12. We however turn left into Place de Collonges la Rouge where we find the war memorial…

Keep up the left side of the Place to arrive at Place de la Fontaine which contains the village local store which stocks just about everything you want!

13. Facing the store we turn right & walk down the steep Charriere des Maures…

…turning left at the bottom & then right down Rue du Barry du Bos which is equally steep & will lead up back down to La Roche-Basse

14. If you’re driving in this area you need to exercise care as it’s the land of many hairpins

 The further we get down the hillside the more the wooded mountains come into view &, as it’s early morning, the mist is still hanging hauntingly in the valley

15. At the t-junction we turn left to walk back towards the start of our ramble. There are some stunning views of the hamlet along this stretch

If you want to visit Louis & his goats & maybe buy some cheese, then the path to his abode lies down the hill towards the river. We however carry on as there’s one more village sight that we want to show you…the lavoir
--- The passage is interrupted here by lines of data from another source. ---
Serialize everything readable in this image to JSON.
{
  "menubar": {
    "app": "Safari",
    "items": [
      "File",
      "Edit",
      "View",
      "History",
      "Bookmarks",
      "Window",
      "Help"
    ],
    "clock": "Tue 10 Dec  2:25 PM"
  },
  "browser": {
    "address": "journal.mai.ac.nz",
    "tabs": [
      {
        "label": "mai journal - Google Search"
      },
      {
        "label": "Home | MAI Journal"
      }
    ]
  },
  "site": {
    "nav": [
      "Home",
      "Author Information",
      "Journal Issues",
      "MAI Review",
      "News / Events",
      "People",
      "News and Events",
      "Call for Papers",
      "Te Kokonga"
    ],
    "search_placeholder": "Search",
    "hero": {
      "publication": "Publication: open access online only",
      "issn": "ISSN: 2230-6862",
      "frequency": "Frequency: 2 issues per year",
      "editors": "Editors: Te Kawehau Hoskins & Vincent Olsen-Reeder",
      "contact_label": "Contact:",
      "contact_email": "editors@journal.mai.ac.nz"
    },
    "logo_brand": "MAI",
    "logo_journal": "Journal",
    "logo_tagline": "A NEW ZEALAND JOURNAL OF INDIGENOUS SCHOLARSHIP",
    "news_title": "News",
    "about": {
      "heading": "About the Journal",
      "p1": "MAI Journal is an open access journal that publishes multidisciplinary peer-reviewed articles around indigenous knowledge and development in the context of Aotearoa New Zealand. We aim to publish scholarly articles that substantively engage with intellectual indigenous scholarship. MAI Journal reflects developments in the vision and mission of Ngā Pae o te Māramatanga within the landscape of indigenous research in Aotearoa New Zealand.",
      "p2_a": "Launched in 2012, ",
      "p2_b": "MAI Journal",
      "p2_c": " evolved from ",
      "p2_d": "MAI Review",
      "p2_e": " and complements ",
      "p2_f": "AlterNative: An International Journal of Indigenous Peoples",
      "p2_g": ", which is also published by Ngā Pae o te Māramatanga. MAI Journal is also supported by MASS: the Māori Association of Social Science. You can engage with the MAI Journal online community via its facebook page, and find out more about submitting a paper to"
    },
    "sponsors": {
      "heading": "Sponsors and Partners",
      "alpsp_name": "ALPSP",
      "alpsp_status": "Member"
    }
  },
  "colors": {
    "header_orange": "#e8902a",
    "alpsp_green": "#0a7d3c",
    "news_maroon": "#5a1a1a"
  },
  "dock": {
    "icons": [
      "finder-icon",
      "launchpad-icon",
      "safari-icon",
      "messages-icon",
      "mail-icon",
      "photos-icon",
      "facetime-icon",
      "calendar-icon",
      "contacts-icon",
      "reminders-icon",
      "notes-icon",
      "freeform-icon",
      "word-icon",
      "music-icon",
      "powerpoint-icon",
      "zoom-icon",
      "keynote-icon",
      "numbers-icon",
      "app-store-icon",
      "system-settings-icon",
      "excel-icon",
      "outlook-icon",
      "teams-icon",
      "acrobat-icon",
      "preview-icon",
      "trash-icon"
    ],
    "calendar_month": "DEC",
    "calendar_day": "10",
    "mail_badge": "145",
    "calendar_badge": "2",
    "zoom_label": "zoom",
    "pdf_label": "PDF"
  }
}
A lavoir (wash-house) is a public place set aside for the washing of clothes. Communal washing places were common in Europe until industrial washing was introduced, & they in turn were replaced by launderettes. The English word is borrowed from the French language

Lavoirs are commonly sited on a spring or beside or set over a river. Many lavoirs are provided with roofs for shelter. With the coming of piped water supplies & modern drainage, lavoirs have been steadily falling into disuse although a number of communities have restored ancient lavoirs, some of which date back to the 10th century

16. We continue up the lane to return to La Place Lafond de Saint Mur…

So that’s our little tour of a stunning French village, probably one of the quietest & most relaxing places we’ve ever been to & hope to return to soon. If you’ve never been to the Correze then go as there’s many stunning villages like this, plus you’re also close to the Dordogne where there’s even more to experience

Go Walk!